Mother-in-law’s outburst stresses marriage
Dear Annie: I’ve been married for 10 years. My husband and I live about 15 minutes from his mother. Things have never been great between my mother-in-law and me, but we’ve always tried to overlook our differences.
When my husband and I were first married and didn’t have kids, we spent a lot of our free time with his mom, but now that we have young children, I have decided to do what makes me happy. My husband visits his mother every Saturday, but I usually stay home. A few months ago, I joined my husband, and there was an incident in which my mother-in-law yelled profanity at me in front of my young son — claiming she was angry that I had “taken him away” from her. She was yelling at my husband and me, not our son, but the stress still impacted him greatly. He asked about it afterward.
I’ve talked about it with her. The first time, she apologized but said I took it the wrong way or overreacted. So we talked again, and I explained that she hadn’t offered a true apology. She couldn’t promise it wouldn’t happen again, so I am just done. I don’t want my child in that position ever again.
Then my mother-in-law approached my parents about it. I feel that she has no boundaries. My husband felt it was fine, saying she was an adult talking to other adults. I couldn’t disagree more.
We talked about counseling for my husband and me, but that was almost four months ago. I am lost, and it affects our relationship. I believe that it’s driving a wedge between us. — Lost and Frustrated
Dear Lost and Frustrated: You are not married to your mother-in-law. Your instinct to go to marriage counseling is a good one, especially because this problem reached a fever pitch four months ago and nothing has been resolved. Your husband has to speak with his mother about her unacceptable behavior. Yelling in front of children is never a good idea, but cursing out a child’s mother or father in front of the child is just plain unacceptable. The issue is her verbal abuse of you, and until she accepts responsibility and stops doing it, she will have to suffer the consequences of not seeing her grandchild. Marriage counseling will give you and your husband suggestions for bringing her back to her grandchild on your terms.

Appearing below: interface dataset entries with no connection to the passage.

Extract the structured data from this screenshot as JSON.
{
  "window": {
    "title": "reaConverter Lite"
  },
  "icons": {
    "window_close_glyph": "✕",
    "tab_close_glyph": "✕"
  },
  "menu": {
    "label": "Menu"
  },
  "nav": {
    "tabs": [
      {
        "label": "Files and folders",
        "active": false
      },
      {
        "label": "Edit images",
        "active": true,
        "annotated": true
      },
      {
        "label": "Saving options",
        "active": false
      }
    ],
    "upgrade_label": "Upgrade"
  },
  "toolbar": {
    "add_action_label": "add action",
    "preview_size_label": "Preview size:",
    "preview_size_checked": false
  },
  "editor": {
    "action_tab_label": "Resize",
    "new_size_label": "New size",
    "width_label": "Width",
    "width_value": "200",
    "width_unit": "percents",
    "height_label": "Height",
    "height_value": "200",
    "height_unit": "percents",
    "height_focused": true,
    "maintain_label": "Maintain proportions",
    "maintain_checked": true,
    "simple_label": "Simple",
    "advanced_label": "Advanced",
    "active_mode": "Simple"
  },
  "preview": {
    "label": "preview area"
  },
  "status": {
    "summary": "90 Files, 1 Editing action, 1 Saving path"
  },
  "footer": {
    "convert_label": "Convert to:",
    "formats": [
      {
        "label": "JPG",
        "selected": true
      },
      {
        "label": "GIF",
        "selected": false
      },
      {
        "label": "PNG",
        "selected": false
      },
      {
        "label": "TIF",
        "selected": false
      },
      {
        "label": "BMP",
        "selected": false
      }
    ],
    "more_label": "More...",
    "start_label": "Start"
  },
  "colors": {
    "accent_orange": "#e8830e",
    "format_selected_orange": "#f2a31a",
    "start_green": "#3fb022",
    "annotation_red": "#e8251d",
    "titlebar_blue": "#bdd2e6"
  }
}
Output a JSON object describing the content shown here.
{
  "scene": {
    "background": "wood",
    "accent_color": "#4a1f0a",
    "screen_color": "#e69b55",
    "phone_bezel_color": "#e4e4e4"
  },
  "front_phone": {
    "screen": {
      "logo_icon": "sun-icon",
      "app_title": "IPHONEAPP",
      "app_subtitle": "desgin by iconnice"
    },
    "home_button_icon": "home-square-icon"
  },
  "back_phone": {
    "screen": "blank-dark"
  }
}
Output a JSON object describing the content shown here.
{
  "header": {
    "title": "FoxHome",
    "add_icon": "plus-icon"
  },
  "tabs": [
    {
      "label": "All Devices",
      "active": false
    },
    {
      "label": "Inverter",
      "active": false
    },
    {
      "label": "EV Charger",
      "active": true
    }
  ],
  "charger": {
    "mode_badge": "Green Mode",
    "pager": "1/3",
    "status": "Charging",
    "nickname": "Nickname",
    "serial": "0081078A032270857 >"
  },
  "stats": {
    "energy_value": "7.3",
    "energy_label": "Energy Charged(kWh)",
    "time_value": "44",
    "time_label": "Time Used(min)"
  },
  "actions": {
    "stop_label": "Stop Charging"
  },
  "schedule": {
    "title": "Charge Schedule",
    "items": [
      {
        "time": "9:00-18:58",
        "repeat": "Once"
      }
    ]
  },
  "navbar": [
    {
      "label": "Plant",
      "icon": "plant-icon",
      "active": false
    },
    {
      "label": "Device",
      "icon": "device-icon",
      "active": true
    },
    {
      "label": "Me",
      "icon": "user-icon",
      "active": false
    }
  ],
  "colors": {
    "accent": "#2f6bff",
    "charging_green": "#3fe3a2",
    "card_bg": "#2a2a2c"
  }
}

Dear Annie: I am in mourning for the loss of greeting cards in today’s world. I send many cards throughout the year for birthdays, anniversaries, deaths and illnesses. Even when I cannot afford a birthday gift for a friend, I try to pick out a greeting card that conveys my best wishes and matches my friend’s personality. I happily remember going to my mailbox on the days prior to my birthday and receiving cards from friends and relatives. Now it’s just a Facebook post saying, “Happy birthday!” To me, Facebook “happy birthday” posts are for acquaintances, not friends you have known for years or family members you love and respect. Is no one today capable of actually purchasing, addressing and mailing a greeting card? — Discouraged
Dear Discouraged: The decline in sending greeting cards is another unfortunate byproduct of our convenience-driven culture. I totally agree with you. There’s something special, perhaps more so now than ever, about receiving a physical card in the mail from a loved one. Buying and mailing a card only takes a few minutes and a few bucks — or less, if you make a card yourself — yet can mean so much. Here’s hoping we see a comeback.
Dear Annie is written by Annie Lane, a young, married mother of two. Send questions for Annie Lane to email@example.com.